Adolescents aged 12 to 17 can start receiving the Novavax COVID-19 vaccine from tomorrow, the Central Epidemic Command Center (CECC) said yesterday, adding that the second phase of inoculations using Moderna’s bivalent vaccine would begin next week. The Ministry of Health and Welfare’s Advisory Committee on Immunization Practices has recommended that the Novavax vaccine can be administered to adolescents aged 12 to 17 as their primary series of vaccines or as a booster shot. It also allowed a mix-and-match approach. The Novavax vaccine is a good choice for eligible recipients who are worried about possible adverse reactions from other COVID-19 vaccines, said

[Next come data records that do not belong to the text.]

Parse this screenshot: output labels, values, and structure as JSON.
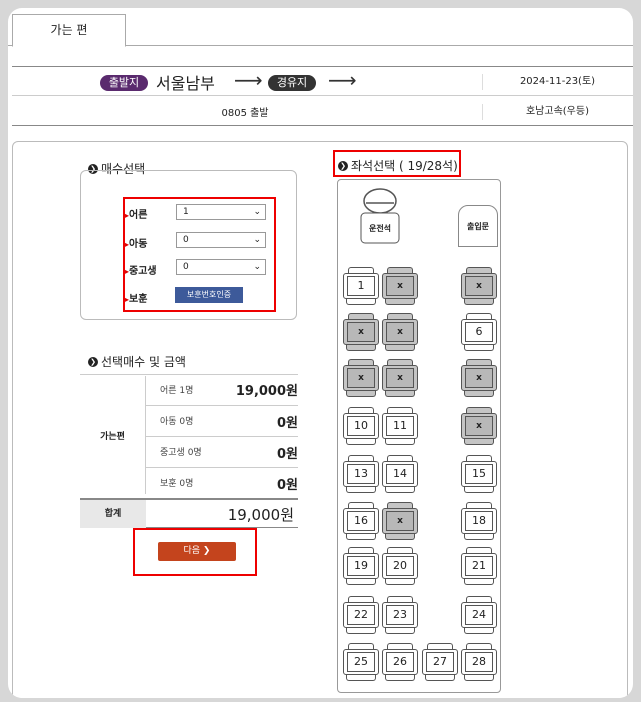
{
  "tab": {
    "label": "가는 편"
  },
  "route": {
    "departure_badge": "출발지",
    "departure_city": "서울남부",
    "via_badge": "경유지",
    "arrow": "⟶",
    "date": "2024-11-23(토)"
  },
  "schedule": {
    "time": "0805 출발",
    "bus_type": "호남고속(우등)"
  },
  "ticket_section": {
    "title": "매수선택",
    "rows": [
      {
        "label": "어른",
        "value": "1"
      },
      {
        "label": "아동",
        "value": "0"
      },
      {
        "label": "중고생",
        "value": "0"
      }
    ],
    "veteran_label": "보훈",
    "veteran_button": "보훈번호인증"
  },
  "price_section": {
    "title": "선택매수 및 금액",
    "trip_label": "가는편",
    "lines": [
      {
        "label": "어른 1명",
        "amount": "19,000원"
      },
      {
        "label": "아동 0명",
        "amount": "0원"
      },
      {
        "label": "중고생 0명",
        "amount": "0원"
      },
      {
        "label": "보훈 0명",
        "amount": "0원"
      }
    ],
    "total_label": "합계",
    "total_amount": "19,000원"
  },
  "next_button": {
    "label": "다음 ❯"
  },
  "seat_section": {
    "title": "좌석선택 ( 19/28석)",
    "driver_label": "운전석",
    "entrance_label": "출입문",
    "taken_mark": "x",
    "seats": [
      {
        "label": "1",
        "taken": false
      },
      {
        "label": "x",
        "taken": true
      },
      {
        "label": "x",
        "taken": true
      },
      {
        "label": "x",
        "taken": true
      },
      {
        "label": "x",
        "taken": true
      },
      {
        "label": "6",
        "taken": false
      },
      {
        "label": "x",
        "taken": true
      },
      {
        "label": "x",
        "taken": true
      },
      {
        "label": "x",
        "taken": true
      },
      {
        "label": "10",
        "taken": false
      },
      {
        "label": "11",
        "taken": false
      },
      {
        "label": "x",
        "taken": true
      },
      {
        "label": "13",
        "taken": false
      },
      {
        "label": "14",
        "taken": false
      },
      {
        "label": "15",
        "taken": false
      },
      {
        "label": "16",
        "taken": false
      },
      {
        "label": "x",
        "taken": true
      },
      {
        "label": "18",
        "taken": false
      },
      {
        "label": "19",
        "taken": false
      },
      {
        "label": "20",
        "taken": false
      },
      {
        "label": "21",
        "taken": false
      },
      {
        "label": "22",
        "taken": false
      },
      {
        "label": "23",
        "taken": false
      },
      {
        "label": "24",
        "taken": false
      },
      {
        "label": "25",
        "taken": false
      },
      {
        "label": "26",
        "taken": false
      },
      {
        "label": "27",
        "taken": false
      },
      {
        "label": "28",
        "taken": false
      }
    ]
  }
}
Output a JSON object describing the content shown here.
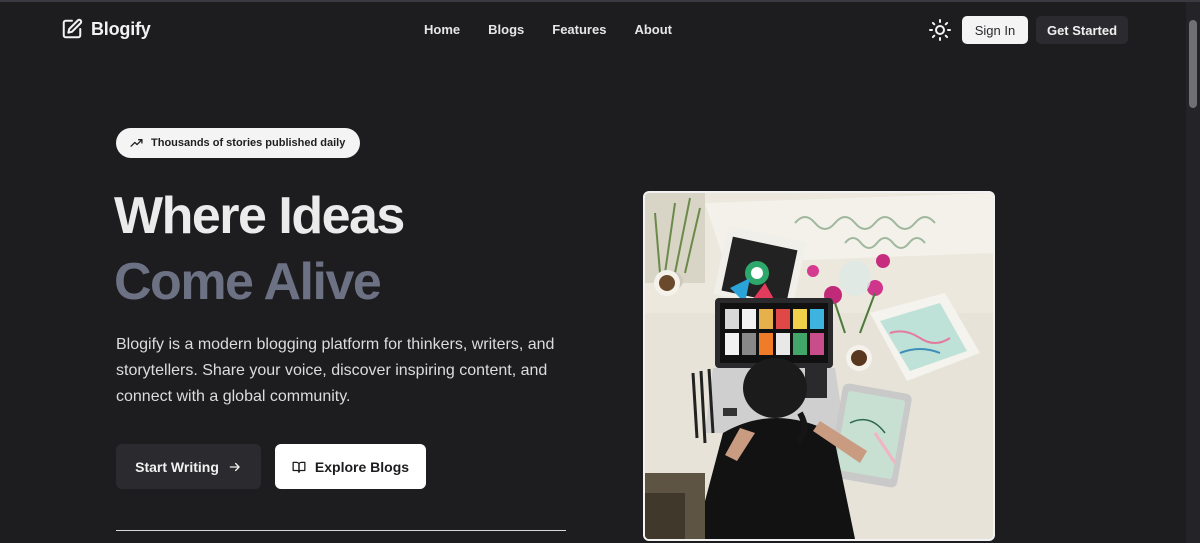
{
  "brand": {
    "name": "Blogify",
    "logo_icon": "edit-square-icon"
  },
  "nav": {
    "links": [
      "Home",
      "Blogs",
      "Features",
      "About"
    ],
    "theme_icon": "sun-icon",
    "sign_in_label": "Sign In",
    "get_started_label": "Get Started"
  },
  "hero": {
    "badge_icon": "trending-up-icon",
    "badge_text": "Thousands of stories published daily",
    "headline_line1": "Where Ideas",
    "headline_line2": "Come Alive",
    "description": "Blogify is a modern blogging platform for thinkers, writers, and storytellers. Share your voice, discover inspiring content, and connect with a global community.",
    "primary_cta": {
      "label": "Start Writing",
      "icon": "arrow-right-icon"
    },
    "secondary_cta": {
      "label": "Explore Blogs",
      "icon": "open-book-icon"
    },
    "image_alt": "person-drawing-at-desk-photo"
  },
  "colors": {
    "background": "#1d1c1f",
    "headline_primary": "#ebebeb",
    "headline_accent": "#6c7184",
    "button_dark": "#2b2a2e",
    "button_light": "#ffffff"
  }
}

‘CONSENSUS’: The CECC would brief the Cabinet on its reopening plans if data show that a local outbreak proceeded as it had predicted, Premier Su Tseng-chang said The Central Epidemic Command Center (CECC) could announce today that it would fully reopen borders on Oct. 13, Premier Su Tseng-chang (蘇貞昌) said yesterday. Su in the morning inspected Taiwan Taoyuan International Airport to check if airport personnel were prepared to cope with an expected rise in passenger volume today, when the weekly cap for international arrivals would increase to 60,000 people. The requirement for a saliva-based polymerase chain reaction test upon landing is also to be waived. The CECC last week announced that a zero-quarantine policy for international arrivals could be implemented from Oct. 13, depending on the local